How to keep your family business from becoming a family feud

Family-run businesses often have the advantage of a tight-knit, deeply invested management and employee team. That sort of commitment, especially built upon generational heritage, can contribute to an identity and level of service customers value. At the same time, family businesses can face unique challenges, often tied to family dynamics and individual relationships within a larger group.

As a banker, I’ve worked with outstanding family businesses, where a shared bond is a motivating, unifying factor. Yet sometimes, even in close, well-adjusted families, old sibling rivalries or parent-child dynamics can rise to the fore.

As with any enterprise, the success of a family business has a lot to do with planning. It also involves balancing leadership and inclusion. The ideal is to find a path that makes the most of everyone’s strengths, whether your company is well established or relatively young.

Tips to help your family business thrive:

• Make and execute a business plan – Agree to assigned roles and responsibilities, and set clear expectations. This is a chance to consider individuals’ talents and hopes for themselves and the company, and create a strong vision together. Decide what qualifications are needed to be part of the business now and in the future, and determine how profits and losses will be divided. Formalizing agreements when everyone is getting along helps avoid problems and solve issues that may arise.

• Set regular, formal meetings – Meet regularly—and not at the dinner table—to review company operations, finances, goals and opportunities. This can help prevent work topics from creeping into family time and may limit personal topics from interfering at work.

• Keep your financials in order – Maintain high quality accrual and cash-based financial statements and keep a good handle on your debt. Your profit and loss statement (P&L) and balance sheet help you measure profitability and improve performance, and are vital when talking with your banker about opportunities and risks. If you understand your company’s debt, you’ll be better prepared to discuss options for paying it down or planning for increased capacity when it’s time to expand or retool your business.

• Develop a succession plan and revisit it often – Healthy organizations create equal opportunities for people to learn and advance.

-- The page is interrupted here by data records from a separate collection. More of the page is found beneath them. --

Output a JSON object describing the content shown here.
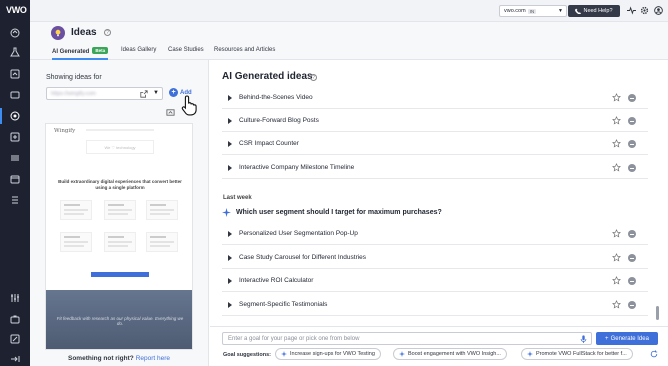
{
  "brand": {
    "logo_text": "VWO"
  },
  "topbar": {
    "domain": "vwo.com",
    "domain_badge": "IN",
    "help_label": "Need Help?"
  },
  "header": {
    "title": "Ideas",
    "tabs": [
      {
        "label": "AI Generated",
        "badge": "Beta",
        "active": true
      },
      {
        "label": "Ideas Gallery"
      },
      {
        "label": "Case Studies"
      },
      {
        "label": "Resources and Articles"
      }
    ]
  },
  "left_panel": {
    "showing_label": "Showing ideas for",
    "url_value": "https://wingify.com",
    "add_label": "Add",
    "preview": {
      "brand": "Wingify",
      "hero_text": "We ♡ technology",
      "headline": "Build extraordinary digital experiences that convert better using a single platform",
      "caption": "Fit feedback with research as our physical value. Everything we do."
    },
    "report_text": "Something not right?",
    "report_link": "Report here"
  },
  "main": {
    "heading": "AI Generated ideas",
    "ideas_top": [
      "Behind-the-Scenes Video",
      "Culture-Forward Blog Posts",
      "CSR Impact Counter",
      "Interactive Company Milestone Timeline"
    ],
    "section_label": "Last week",
    "question": "Which user segment should I target for maximum purchases?",
    "ideas_bottom": [
      "Personalized User Segmentation Pop-Up",
      "Case Study Carousel for Different Industries",
      "Interactive ROI Calculator",
      "Segment-Specific Testimonials"
    ]
  },
  "composer": {
    "placeholder": "Enter a goal for your page or pick one from below",
    "generate_label": "Generate Idea",
    "suggestions_label": "Goal suggestions:",
    "suggestions": [
      "Increase sign-ups for VWO Testing",
      "Boost engagement with VWO Insigh...",
      "Promote VWO FullStack for better f..."
    ]
  },
  "colors": {
    "rail": "#1e2230",
    "accent": "#3f6fd8",
    "beta": "#3aa65a",
    "help_button": "#343a48"
  }
}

Individual aptitude and interest play a role too. A child who wants to follow in your footsteps in high school may discover new interests in college, or may not fit the qualifications outlined earlier. A knowledgeable banker can help you understand and structure financing if needed to support your exit strategy.

• Welcome outside expertise – If you need someone proficient in, say, manufacturing or management, consider hiring outside the family, and be sure to treat the employee objectively and fairly. By the same token, a team of trusted outside experts such as an accountant, attorney and banker can help you tackle tough decisions and prepare for the future. Depending on your situation, you may want to consult a counselor specializing in family businesses, enlist an outside board of directors or work with a family business center.

As you navigate the challenges of running a family business, don’t hesitate to contact a banker you trust. Not only can they assist you with cash flow analysis and financial solutions suited to your business, they should provide advice and resources related to organizational structure, succession planning and more. It’s the type of robust service you deserve.